Whether these efforts will succeed remains to be seen. Selling products has its own unique challenges when it comes marketing, product support, and finance. For a firm accustomed to billing services by the hour, it may be difficult to introduce and support a product-based revenue stream.
Meanwhile, some academics sense change is in the air and are preparing their students for the new reality. At Yale University, Phil Bernstein, FAIA, teaches a course that challenges students to devise an architecture firm that creates profit through something other than fixed or hourly fees. MIT’s School of Architecture and Planning has started DesignX, an incubator that helps students and faculty launch business ventures related to the built environment. Courses teaching students to write business plans and launch startups can seem dull compared to the conventional Instagram-ready curricula, but they offer skills that are as central to the future of our profession as any aesthetic innovation.
Mission Versus Money
Overall, it’s a good time to be an architect—but a precarious time to own an architecture firm. Architects have more opportunities than ever to branch out, start companies with new business models, and join organizations outside the industry with better working conditions.
Architecture firms, however, have a lot hanging in the balance. Small boutique firms are likely immune from most of these changes, the same way bespoke tailors survive in a world of mass-produced fashion. Larger firms are more likely to face headwinds, particularly in sectors where they face well-funded competitors that are willing to lose money to gain market share.
The onslaught of outsiders eyeing architecture is significant. In the canon of architecture, the heroic catalyst of change has been designers: Frank Lloyd Wright conjuring the prairie house, Denise Scott Brown, Hon. FAIA, and Robert Venturi giving us permission to love Las Vegas and Postmodernism. In the future, the new agents of change may be consigned to nameless venture capitalists and indomitable tech giants.
Daniel Davis is a regular columnist for ARCHITECT. His views and conclusions are not necessarily those of ARCHITECT magazine nor of The American Institute of Architects.

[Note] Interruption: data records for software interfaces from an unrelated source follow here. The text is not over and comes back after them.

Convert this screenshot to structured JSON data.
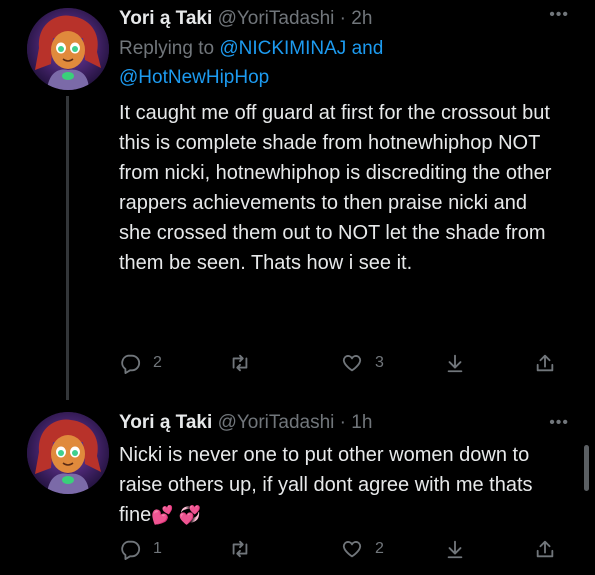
{
  "tweets": [
    {
      "display_name": "Yori ą Taki",
      "handle": "@YoriTadashi",
      "separator": "·",
      "time": "2h",
      "replying_prefix": "Replying to ",
      "replying_user_1": "@NICKIMINAJ",
      "replying_and": " and",
      "replying_user_2": "@HotNewHipHop",
      "text": "It caught me off guard at first for the crossout but this is complete shade from hotnewhiphop NOT from nicki, hotnewhiphop is discrediting the other rappers achievements to then praise nicki and she crossed them out to NOT let the shade from them be seen. Thats how i see it.",
      "more_label": "•••",
      "reply_count": "2",
      "retweet_count": "",
      "like_count": "3"
    },
    {
      "display_name": "Yori ą Taki",
      "handle": "@YoriTadashi",
      "separator": "·",
      "time": "1h",
      "text": "Nicki is never one to put other women down to raise others up, if yall dont agree with me thats fine",
      "emoji": "💕 💞",
      "more_label": "•••",
      "reply_count": "1",
      "retweet_count": "",
      "like_count": "2"
    }
  ],
  "colors": {
    "background": "#000000",
    "text": "#e7e9ea",
    "muted": "#71767b",
    "link": "#1d9bf0"
  },
  "icons": [
    "reply-icon",
    "retweet-icon",
    "like-icon",
    "download-icon",
    "share-icon",
    "more-icon"
  ]
}
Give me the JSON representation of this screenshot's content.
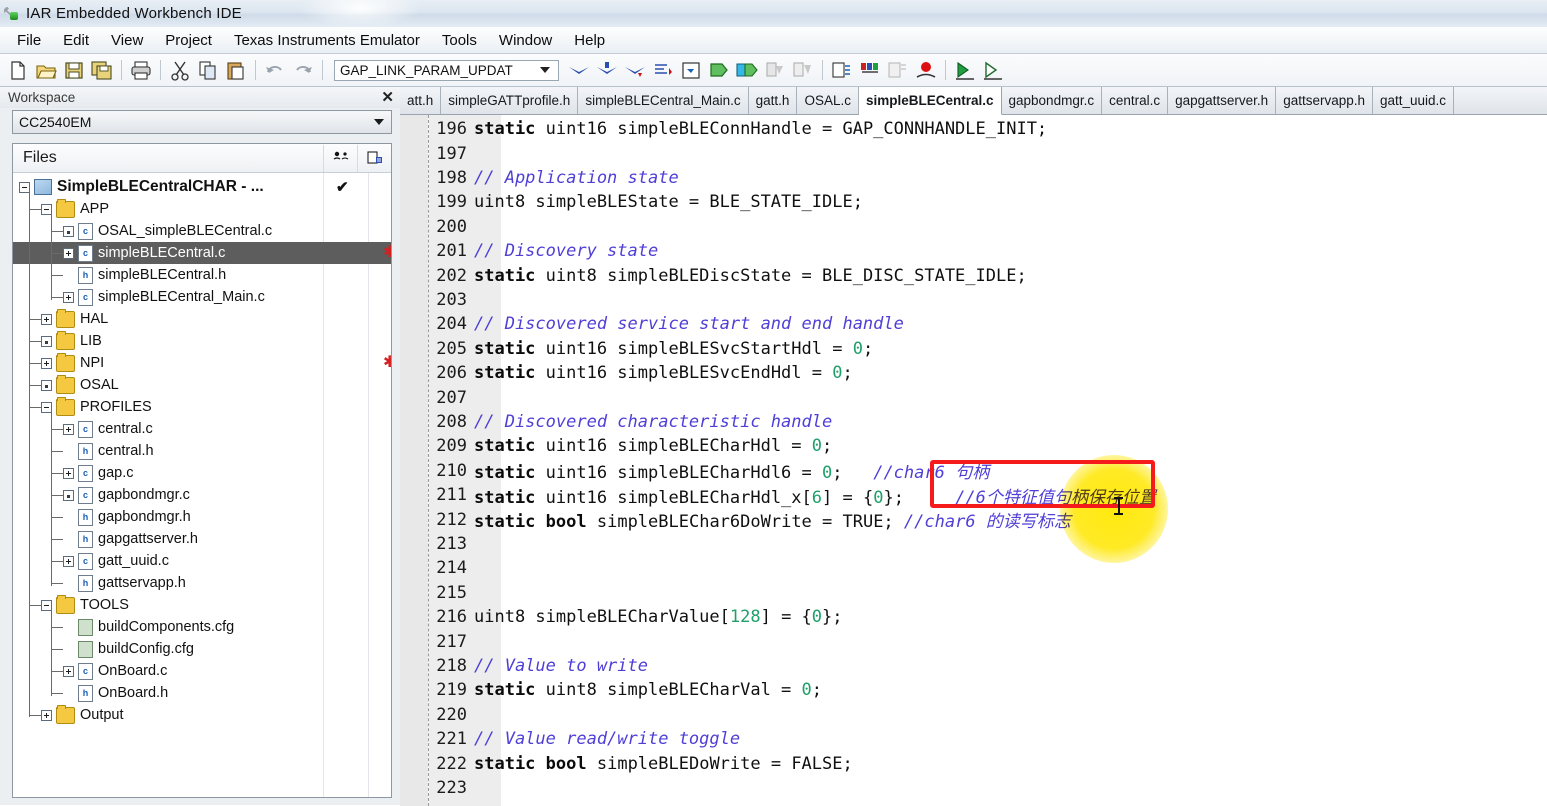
{
  "window": {
    "title": "IAR Embedded Workbench IDE",
    "icon": "wrench-tool-icon",
    "close_label": "✕"
  },
  "menu": {
    "items": [
      "File",
      "Edit",
      "View",
      "Project",
      "Texas Instruments Emulator",
      "Tools",
      "Window",
      "Help"
    ]
  },
  "toolbar": {
    "combo_value": "GAP_LINK_PARAM_UPDAT",
    "icons": [
      "new-document-icon",
      "open-folder-icon",
      "save-icon",
      "save-all-icon",
      "print-icon",
      "cut-icon",
      "copy-icon",
      "paste-icon",
      "undo-icon",
      "redo-icon"
    ],
    "debug_icons": [
      "go-to-definition-icon",
      "navigate-backward-icon",
      "navigate-forward-icon",
      "find-next-icon",
      "bookmark-toggle-icon",
      "compile-icon",
      "make-icon",
      "stop-build-icon",
      "build-all-icon",
      "debug-log-icon",
      "variables-icon",
      "disassembly-icon",
      "breakpoint-icon",
      "run-icon",
      "step-icon"
    ]
  },
  "workspace": {
    "panel_title": "Workspace",
    "config_value": "CC2540EM",
    "files_header": "Files",
    "header_icons": [
      "toggle-group-icon",
      "properties-icon"
    ],
    "tree": [
      {
        "label": "SimpleBLECentralCHAR - ...",
        "depth": 0,
        "icon": "project-icon",
        "twisty": "minus",
        "bold": true,
        "check": true,
        "selected": false,
        "asterisk": false
      },
      {
        "label": "APP",
        "depth": 1,
        "icon": "folder-icon",
        "twisty": "minus",
        "bold": false,
        "check": false,
        "selected": false,
        "asterisk": false
      },
      {
        "label": "OSAL_simpleBLECentral.c",
        "depth": 2,
        "icon": "c-file-icon",
        "twisty": "plus-small",
        "bold": false,
        "check": false,
        "selected": false,
        "asterisk": false
      },
      {
        "label": "simpleBLECentral.c",
        "depth": 2,
        "icon": "c-file-icon",
        "twisty": "plus",
        "bold": false,
        "check": false,
        "selected": true,
        "asterisk": true
      },
      {
        "label": "simpleBLECentral.h",
        "depth": 2,
        "icon": "h-file-icon",
        "twisty": "none",
        "bold": false,
        "check": false,
        "selected": false,
        "asterisk": false
      },
      {
        "label": "simpleBLECentral_Main.c",
        "depth": 2,
        "icon": "c-file-icon",
        "twisty": "plus",
        "bold": false,
        "check": false,
        "selected": false,
        "asterisk": false
      },
      {
        "label": "HAL",
        "depth": 1,
        "icon": "folder-icon",
        "twisty": "plus",
        "bold": false,
        "check": false,
        "selected": false,
        "asterisk": false
      },
      {
        "label": "LIB",
        "depth": 1,
        "icon": "folder-icon",
        "twisty": "plus-small",
        "bold": false,
        "check": false,
        "selected": false,
        "asterisk": false
      },
      {
        "label": "NPI",
        "depth": 1,
        "icon": "folder-icon",
        "twisty": "plus",
        "bold": false,
        "check": false,
        "selected": false,
        "asterisk": true
      },
      {
        "label": "OSAL",
        "depth": 1,
        "icon": "folder-icon",
        "twisty": "plus-small",
        "bold": false,
        "check": false,
        "selected": false,
        "asterisk": false
      },
      {
        "label": "PROFILES",
        "depth": 1,
        "icon": "folder-icon",
        "twisty": "minus",
        "bold": false,
        "check": false,
        "selected": false,
        "asterisk": false
      },
      {
        "label": "central.c",
        "depth": 2,
        "icon": "c-file-icon",
        "twisty": "plus",
        "bold": false,
        "check": false,
        "selected": false,
        "asterisk": false
      },
      {
        "label": "central.h",
        "depth": 2,
        "icon": "h-file-icon",
        "twisty": "none",
        "bold": false,
        "check": false,
        "selected": false,
        "asterisk": false
      },
      {
        "label": "gap.c",
        "depth": 2,
        "icon": "c-file-icon",
        "twisty": "plus",
        "bold": false,
        "check": false,
        "selected": false,
        "asterisk": false
      },
      {
        "label": "gapbondmgr.c",
        "depth": 2,
        "icon": "c-file-icon",
        "twisty": "plus-small",
        "bold": false,
        "check": false,
        "selected": false,
        "asterisk": false
      },
      {
        "label": "gapbondmgr.h",
        "depth": 2,
        "icon": "h-file-icon",
        "twisty": "none",
        "bold": false,
        "check": false,
        "selected": false,
        "asterisk": false
      },
      {
        "label": "gapgattserver.h",
        "depth": 2,
        "icon": "h-file-icon",
        "twisty": "none",
        "bold": false,
        "check": false,
        "selected": false,
        "asterisk": false
      },
      {
        "label": "gatt_uuid.c",
        "depth": 2,
        "icon": "c-file-icon",
        "twisty": "plus",
        "bold": false,
        "check": false,
        "selected": false,
        "asterisk": false
      },
      {
        "label": "gattservapp.h",
        "depth": 2,
        "icon": "h-file-icon",
        "twisty": "none",
        "bold": false,
        "check": false,
        "selected": false,
        "asterisk": false
      },
      {
        "label": "TOOLS",
        "depth": 1,
        "icon": "folder-icon",
        "twisty": "minus",
        "bold": false,
        "check": false,
        "selected": false,
        "asterisk": false
      },
      {
        "label": "buildComponents.cfg",
        "depth": 2,
        "icon": "cfg-file-icon",
        "twisty": "none",
        "bold": false,
        "check": false,
        "selected": false,
        "asterisk": false
      },
      {
        "label": "buildConfig.cfg",
        "depth": 2,
        "icon": "cfg-file-icon",
        "twisty": "none",
        "bold": false,
        "check": false,
        "selected": false,
        "asterisk": false
      },
      {
        "label": "OnBoard.c",
        "depth": 2,
        "icon": "c-file-icon",
        "twisty": "plus",
        "bold": false,
        "check": false,
        "selected": false,
        "asterisk": false
      },
      {
        "label": "OnBoard.h",
        "depth": 2,
        "icon": "h-file-icon",
        "twisty": "none",
        "bold": false,
        "check": false,
        "selected": false,
        "asterisk": false
      },
      {
        "label": "Output",
        "depth": 1,
        "icon": "folder-icon",
        "twisty": "plus",
        "bold": false,
        "check": false,
        "selected": false,
        "asterisk": false
      }
    ]
  },
  "editor": {
    "tabs": [
      {
        "label": "att.h",
        "active": false
      },
      {
        "label": "simpleGATTprofile.h",
        "active": false
      },
      {
        "label": "simpleBLECentral_Main.c",
        "active": false
      },
      {
        "label": "gatt.h",
        "active": false
      },
      {
        "label": "OSAL.c",
        "active": false
      },
      {
        "label": "simpleBLECentral.c",
        "active": true
      },
      {
        "label": "gapbondmgr.c",
        "active": false
      },
      {
        "label": "central.c",
        "active": false
      },
      {
        "label": "gapgattserver.h",
        "active": false
      },
      {
        "label": "gattservapp.h",
        "active": false
      },
      {
        "label": "gatt_uuid.c",
        "active": false
      }
    ],
    "lines": [
      {
        "n": "196",
        "segs": [
          {
            "t": "static",
            "c": "kw"
          },
          {
            "t": " uint16 simpleBLEConnHandle = GAP_CONNHANDLE_INIT;",
            "c": ""
          }
        ]
      },
      {
        "n": "197",
        "segs": []
      },
      {
        "n": "198",
        "segs": [
          {
            "t": "// Application state",
            "c": "cm"
          }
        ]
      },
      {
        "n": "199",
        "segs": [
          {
            "t": "uint8 simpleBLEState = BLE_STATE_IDLE;",
            "c": ""
          }
        ]
      },
      {
        "n": "200",
        "segs": []
      },
      {
        "n": "201",
        "segs": [
          {
            "t": "// Discovery state",
            "c": "cm"
          }
        ]
      },
      {
        "n": "202",
        "segs": [
          {
            "t": "static",
            "c": "kw"
          },
          {
            "t": " uint8 simpleBLEDiscState = BLE_DISC_STATE_IDLE;",
            "c": ""
          }
        ]
      },
      {
        "n": "203",
        "segs": []
      },
      {
        "n": "204",
        "segs": [
          {
            "t": "// Discovered service start and end handle",
            "c": "cm"
          }
        ]
      },
      {
        "n": "205",
        "segs": [
          {
            "t": "static",
            "c": "kw"
          },
          {
            "t": " uint16 simpleBLESvcStartHdl = ",
            "c": ""
          },
          {
            "t": "0",
            "c": "num"
          },
          {
            "t": ";",
            "c": ""
          }
        ]
      },
      {
        "n": "206",
        "segs": [
          {
            "t": "static",
            "c": "kw"
          },
          {
            "t": " uint16 simpleBLESvcEndHdl = ",
            "c": ""
          },
          {
            "t": "0",
            "c": "num"
          },
          {
            "t": ";",
            "c": ""
          }
        ]
      },
      {
        "n": "207",
        "segs": []
      },
      {
        "n": "208",
        "segs": [
          {
            "t": "// Discovered characteristic handle",
            "c": "cm"
          }
        ]
      },
      {
        "n": "209",
        "segs": [
          {
            "t": "static",
            "c": "kw"
          },
          {
            "t": " uint16 simpleBLECharHdl = ",
            "c": ""
          },
          {
            "t": "0",
            "c": "num"
          },
          {
            "t": ";",
            "c": ""
          }
        ]
      },
      {
        "n": "210",
        "segs": [
          {
            "t": "static",
            "c": "kw"
          },
          {
            "t": " uint16 simpleBLECharHdl6 = ",
            "c": ""
          },
          {
            "t": "0",
            "c": "num"
          },
          {
            "t": ";   ",
            "c": ""
          },
          {
            "t": "//char6 ",
            "c": "cm"
          },
          {
            "t": "句柄",
            "c": "cjk"
          }
        ]
      },
      {
        "n": "211",
        "segs": [
          {
            "t": "static",
            "c": "kw"
          },
          {
            "t": " uint16 simpleBLECharHdl_x[",
            "c": ""
          },
          {
            "t": "6",
            "c": "num"
          },
          {
            "t": "] = {",
            "c": ""
          },
          {
            "t": "0",
            "c": "num"
          },
          {
            "t": "};     ",
            "c": ""
          },
          {
            "t": "//6",
            "c": "cm"
          },
          {
            "t": "个特征值句柄保存位置",
            "c": "cjk"
          }
        ]
      },
      {
        "n": "212",
        "segs": [
          {
            "t": "static",
            "c": "kw"
          },
          {
            "t": " ",
            "c": ""
          },
          {
            "t": "bool",
            "c": "kw"
          },
          {
            "t": " simpleBLEChar6DoWrite = TRUE; ",
            "c": ""
          },
          {
            "t": "//char6 ",
            "c": "cm"
          },
          {
            "t": "的读写标志",
            "c": "cjk"
          }
        ]
      },
      {
        "n": "213",
        "segs": []
      },
      {
        "n": "214",
        "segs": []
      },
      {
        "n": "215",
        "segs": []
      },
      {
        "n": "216",
        "segs": [
          {
            "t": "uint8 simpleBLECharValue[",
            "c": ""
          },
          {
            "t": "128",
            "c": "num"
          },
          {
            "t": "] = {",
            "c": ""
          },
          {
            "t": "0",
            "c": "num"
          },
          {
            "t": "};",
            "c": ""
          }
        ]
      },
      {
        "n": "217",
        "segs": []
      },
      {
        "n": "218",
        "segs": [
          {
            "t": "// Value to write",
            "c": "cm"
          }
        ]
      },
      {
        "n": "219",
        "segs": [
          {
            "t": "static",
            "c": "kw"
          },
          {
            "t": " uint8 simpleBLECharVal = ",
            "c": ""
          },
          {
            "t": "0",
            "c": "num"
          },
          {
            "t": ";",
            "c": ""
          }
        ]
      },
      {
        "n": "220",
        "segs": []
      },
      {
        "n": "221",
        "segs": [
          {
            "t": "// Value read/write toggle",
            "c": "cm"
          }
        ]
      },
      {
        "n": "222",
        "segs": [
          {
            "t": "static",
            "c": "kw"
          },
          {
            "t": " ",
            "c": ""
          },
          {
            "t": "bool",
            "c": "kw"
          },
          {
            "t": " simpleBLEDoWrite = FALSE;",
            "c": ""
          }
        ]
      },
      {
        "n": "223",
        "segs": []
      }
    ]
  },
  "annotations": {
    "red_box_color": "#f51b1b",
    "highlight_color": "#ffe800",
    "cursor": "text-ibeam-cursor"
  },
  "colors": {
    "keyword": "#0b0b0b",
    "comment": "#4f3fd6",
    "number": "#1f9f6a",
    "selection": "#5d5d5d",
    "marker_red": "#d42020"
  }
}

Note: This article has been corrected since first publication to state that Robert McNeel & Associates found itself among a dozen 2D drafting companies in the early 1990s.